47.8 + 77.2 + 50.7 + 52.3 = 228.0
This would then be divided by 4 to give an average of 57.0/100 i.e. 57.0%.
In the event of two or more competitors tying for first place in the Grand Final, the judges will deliberate and decide which competitor will win.
Example Judging Sheet
|Some nice unique transitions! I would really have liked some more strength tricks at this level. Although, tricks were generally well-executed and controlled. The main area that needs work is transitioning in and out of moves but you are controlled in the move itself. Try not to ‘collapse’ out of tricks – you should be working throughout. |
Try to use a broader variety of tricks, for example, different methods of inverting rather than the standard aerial invert every time, or using different climbs. There were some nice interesting combos in there though, and I liked your Reverse Grab variation!
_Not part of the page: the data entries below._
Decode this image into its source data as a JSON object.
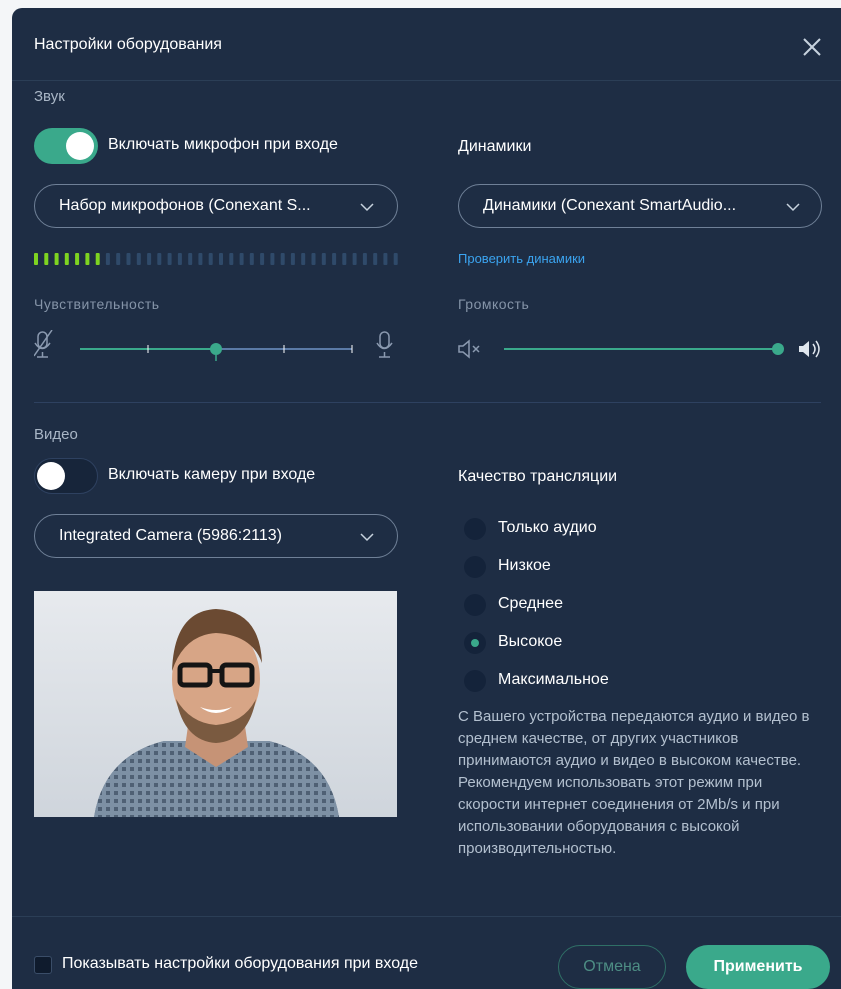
{
  "dialog": {
    "title": "Настройки оборудования"
  },
  "audio": {
    "section_label": "Звук",
    "mic_toggle_label": "Включать микрофон при входе",
    "mic_enabled": true,
    "mic_select_value": "Набор микрофонов (Conexant S...",
    "level_meter": {
      "active_fraction": 0.19
    },
    "sensitivity_label": "Чувствительность",
    "sensitivity": {
      "value": 0.5
    },
    "speakers_label": "Динамики",
    "speaker_select_value": "Динамики (Conexant SmartAudio...",
    "test_speakers_link": "Проверить динамики",
    "volume_label": "Громкость",
    "volume": {
      "value": 1.0
    }
  },
  "video": {
    "section_label": "Видео",
    "camera_toggle_label": "Включать камеру при входе",
    "camera_enabled": false,
    "camera_select_value": "Integrated Camera (5986:2113)",
    "quality_label": "Качество трансляции",
    "quality_options": [
      {
        "label": "Только аудио",
        "checked": false
      },
      {
        "label": "Низкое",
        "checked": false
      },
      {
        "label": "Среднее",
        "checked": false
      },
      {
        "label": "Высокое",
        "checked": true
      },
      {
        "label": "Максимальное",
        "checked": false
      }
    ],
    "quality_description": "С Вашего устройства передаются аудио и видео в среднем качестве, от других участников принимаются аудио и видео в высоком качестве. Рекомендуем использовать этот режим при скорости интернет соединения от 2Mb/s и при использовании оборудования с высокой производительностью."
  },
  "footer": {
    "show_on_entry_label": "Показывать настройки оборудования при входе",
    "show_on_entry_checked": false,
    "cancel_label": "Отмена",
    "apply_label": "Применить"
  },
  "colors": {
    "background": "#1e2d44",
    "accent": "#3aa98b",
    "link": "#3ba4f0",
    "meter_active": "#7ed321",
    "meter_inactive": "#2f4a6a"
  },
  "icons": [
    "close-icon",
    "chevron-down-icon",
    "mic-muted-icon",
    "mic-icon",
    "speaker-muted-icon",
    "speaker-loud-icon"
  ]
}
|Try to relax your hands. It’s distracting when you have to flex your foot to put into a flexibility trick, although generally your toes were nicely pointed. There was a slight sickle at times, so this is something to work on. Try to pay attention to the overall lines of the trick, rather than just the line of an individual limb. Tricks like Flatline Scorpio look MUCH better when the lines through the shape are clean. In this trick you had a lovely straight extended leg, but you weren’t straight through the hip, leading to a broken line. Nice use of off the pole movements, and good use of the performance space. Try to project your personality a bit more. Movements between floor and pole looked a bit stunted – try not to wipe your hands (it was almost sneaky enough not to be seen, but not quite!).||5.5|
|Great Musicality! Nice costume, but it didn’t really match the tone of the routine). The tricks really worked for this routine, although I’m not sure about the off the pole movements – they didn’t match the music as well as it could. I thought the use of different speeds of movement were great! I just thought that the difference in tone between the 2 pieces of music was too extreme and it didn’t quite work.||6.2|